Return only those lines of the records below in which "customer" appears.

(INPUT DATA)

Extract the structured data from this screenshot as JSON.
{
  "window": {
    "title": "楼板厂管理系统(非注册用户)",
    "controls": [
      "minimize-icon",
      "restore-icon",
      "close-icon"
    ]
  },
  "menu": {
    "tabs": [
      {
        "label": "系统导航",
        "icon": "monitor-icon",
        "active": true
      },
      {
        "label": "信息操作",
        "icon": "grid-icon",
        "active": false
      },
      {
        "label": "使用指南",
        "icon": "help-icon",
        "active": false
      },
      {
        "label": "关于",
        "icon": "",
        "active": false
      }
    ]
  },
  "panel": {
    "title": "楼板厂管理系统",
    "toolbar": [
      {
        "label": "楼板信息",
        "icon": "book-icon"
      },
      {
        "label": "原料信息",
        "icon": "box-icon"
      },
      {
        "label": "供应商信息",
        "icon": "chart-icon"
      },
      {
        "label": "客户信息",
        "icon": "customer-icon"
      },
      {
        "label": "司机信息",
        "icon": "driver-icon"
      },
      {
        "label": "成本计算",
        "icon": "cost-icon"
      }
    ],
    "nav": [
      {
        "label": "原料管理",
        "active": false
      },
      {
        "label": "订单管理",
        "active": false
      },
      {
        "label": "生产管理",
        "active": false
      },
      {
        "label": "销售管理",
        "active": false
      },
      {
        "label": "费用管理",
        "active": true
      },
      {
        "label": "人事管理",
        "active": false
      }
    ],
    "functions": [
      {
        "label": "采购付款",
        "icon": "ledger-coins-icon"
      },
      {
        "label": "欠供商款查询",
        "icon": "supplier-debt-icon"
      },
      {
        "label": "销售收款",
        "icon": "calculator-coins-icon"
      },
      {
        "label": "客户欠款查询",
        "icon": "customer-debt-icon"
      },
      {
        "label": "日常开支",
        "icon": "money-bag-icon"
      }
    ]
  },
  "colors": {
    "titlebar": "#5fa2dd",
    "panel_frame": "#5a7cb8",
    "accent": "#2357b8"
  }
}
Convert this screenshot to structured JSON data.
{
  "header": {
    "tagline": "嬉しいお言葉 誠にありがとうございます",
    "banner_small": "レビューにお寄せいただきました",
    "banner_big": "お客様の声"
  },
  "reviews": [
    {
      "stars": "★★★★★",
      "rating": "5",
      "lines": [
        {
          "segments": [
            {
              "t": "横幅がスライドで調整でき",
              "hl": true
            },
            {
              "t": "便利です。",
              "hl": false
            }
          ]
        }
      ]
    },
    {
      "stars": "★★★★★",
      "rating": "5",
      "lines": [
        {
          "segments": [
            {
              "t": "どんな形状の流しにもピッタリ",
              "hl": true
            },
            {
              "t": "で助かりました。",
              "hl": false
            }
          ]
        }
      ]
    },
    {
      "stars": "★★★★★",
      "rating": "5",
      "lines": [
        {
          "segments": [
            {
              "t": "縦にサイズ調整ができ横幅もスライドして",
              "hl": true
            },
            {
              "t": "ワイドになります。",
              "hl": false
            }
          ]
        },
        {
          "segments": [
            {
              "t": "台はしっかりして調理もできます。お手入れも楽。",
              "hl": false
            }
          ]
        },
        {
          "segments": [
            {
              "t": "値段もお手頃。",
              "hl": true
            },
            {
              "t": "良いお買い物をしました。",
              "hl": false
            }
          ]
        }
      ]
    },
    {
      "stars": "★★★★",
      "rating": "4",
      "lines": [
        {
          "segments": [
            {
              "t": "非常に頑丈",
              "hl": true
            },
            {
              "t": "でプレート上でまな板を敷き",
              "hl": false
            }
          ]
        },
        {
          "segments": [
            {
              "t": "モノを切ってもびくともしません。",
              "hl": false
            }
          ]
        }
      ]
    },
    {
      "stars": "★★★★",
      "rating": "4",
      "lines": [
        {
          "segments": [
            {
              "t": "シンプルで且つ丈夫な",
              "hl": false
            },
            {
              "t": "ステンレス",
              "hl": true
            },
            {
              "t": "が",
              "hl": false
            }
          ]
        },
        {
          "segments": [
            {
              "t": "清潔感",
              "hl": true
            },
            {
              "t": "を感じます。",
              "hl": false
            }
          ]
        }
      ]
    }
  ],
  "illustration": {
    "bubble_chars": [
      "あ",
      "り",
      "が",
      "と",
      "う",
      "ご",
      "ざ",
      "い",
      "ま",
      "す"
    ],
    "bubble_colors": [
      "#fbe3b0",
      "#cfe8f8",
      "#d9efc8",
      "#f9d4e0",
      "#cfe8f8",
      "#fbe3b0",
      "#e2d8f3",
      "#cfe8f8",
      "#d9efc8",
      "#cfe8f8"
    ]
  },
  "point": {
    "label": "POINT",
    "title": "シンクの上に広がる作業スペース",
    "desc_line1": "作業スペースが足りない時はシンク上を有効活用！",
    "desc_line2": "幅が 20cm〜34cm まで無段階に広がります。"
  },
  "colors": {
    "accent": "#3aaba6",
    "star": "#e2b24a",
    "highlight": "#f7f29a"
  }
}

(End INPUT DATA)

▸ **COMPLETED TASK**:
        "icon": "customer-icon"
        "icon": "customer-debt-icon"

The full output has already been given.